Alquerque, also known as Qirkat, by its Arabic name, is an ancient game with unclear origin. Most surviving examples are from the medieval period. The oldest building that has Alquerque carved into its stone floor is the Church of the Condemnation in Jerusalem, Israel. The stones on which it is carved are from the 2nd century CE and were originally used by the Romans as street pavement, and then later incorporated into the church’s floor. However, the date of the carving itself is not clear. According to the sign in the Church of the Condemnation itself the carving dates to the Roman period, the same as the stones. However, most historians think that the carving was really made during the medieval period by a crusader from Europe, more specifically from Spain or France, where most believe the game originated.
Alquerque in the Church of the Condemnation, Jerusalem, Israel. Carved pavement stones are from the Roman period, 2nd century CE, incorporated into the building of the church, built in 1903-1904, on the ruins of an older 13th century church. Photo: Katelyn Doran, July 6, 2012.

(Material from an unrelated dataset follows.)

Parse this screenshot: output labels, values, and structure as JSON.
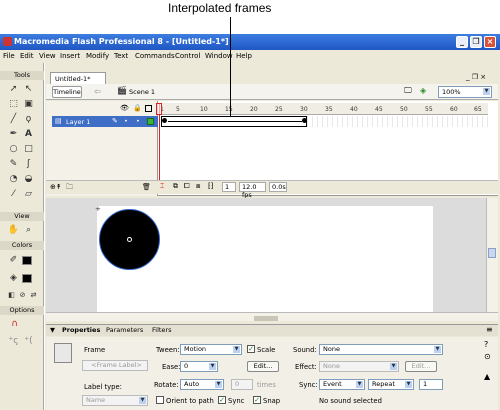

The rules for Alquerque were preserved for us in a medieval book commissioned by the king of Castile, Galicia and León, Alfonso X, in Toledo, Spain, in 1283, called Libro De Los Juegos, the Book of Games. Due to its similarity with checkers or draughts and Fanorona from Madagaskar, it is considered to be a parent of all of those games.
Posted sign near the Alquerque game in the Church of the Condemnation, Jerusalem, Israel. Photo: Katelyn Doran, July 6, 2012
- The game is for two players.
- The board consists of a grid of 5×5 cells connected to each other with vertical, horizontal and diagonal lines.
- The game begins with each player having 12 pieces, one side black and the other white.
- Each player places their 12 pieces in the two rows closest to them and in the two rightmost spaces in the center row. The center cell is left empty.
Alquerque board at starting position
- The players decide who goes first by a toss of a coin. It is not an advantage to go first, since the first piece to move automatically gets captured.
- A piece can move from its point to any empty adjacent point that is connected by a line.
- A piece can jump over an opposing piece and remove it from the game, if that opposing piece is adjacent and the point beyond it is empty.
- Multiple capturing jumps are permitted, and also obligatory if such a sequence of moves is possible. If a few different capturing jumps are possible, then the player must chose the sequence of jumps that would eliminate the most pieces of the opponent.
- Changing direction after every capture in a series of captures is permitted.
- If a capture is possible it must be made. If the player forgets to capture the opponent’s piece and the opponent notices that they forgot, then the opponent gets to remove the first player’s piece that did not make the capture. Such a rule is called huffing. If a player could have captured multiple pieces of the opponent, but only noticed some of them, and not all, then the opponent gets to huff the player’s piece, as well.
- The goal of the game is to eliminate all of the opponent’s pieces. The game is won when the opponent has lost all of their pieces.
- If the player blocked some of the opponent’s pieces in such a way that they cannot move and cannot be eliminated, the game ends in a tie.
- Alquerque is a game of pure strategy without any luck component, since there is no dice of any kind.
- The player must try to capture the opponent’s pieces, while protecting their own pieces from capture at the same time, by filling the space behind them with another piece.
- Towards the end of the game, the player must try to prevent the opponent from cornering their last pieces.
- The player should always try to setup their pieces in a such a way that they can capture as many of opponent’s pieces as possible in a single move.
Alquerque carved on a stone in Ermita de la Purísima Concepción (Hermitage of the Immaculate Conception), a 12th century church, in San Vicentejo, Burgos, Spain – Photo: Pedro Novella, July 10, 2011
- Bell, R. C. Board and Table Games from Many Civilizations. Courier Corporation, 2012.
- Botermans, Jack. The book of games: strategy, tactics & history. Sterling Publishing Company, 2008.
- Van Der Stoep, Arie. “Early Spanish Board Games.” Board Game Studies 5, no. 2002 (2002): 111-118.
- Westerveld, Govert. The History of Alquerque-12. Spain and France. Volume I. Lulu. com, 2013.
- Westerveld, Govert. The History of Alquerque-12. Remaining countries. Volume II. Lulu. com, 2015.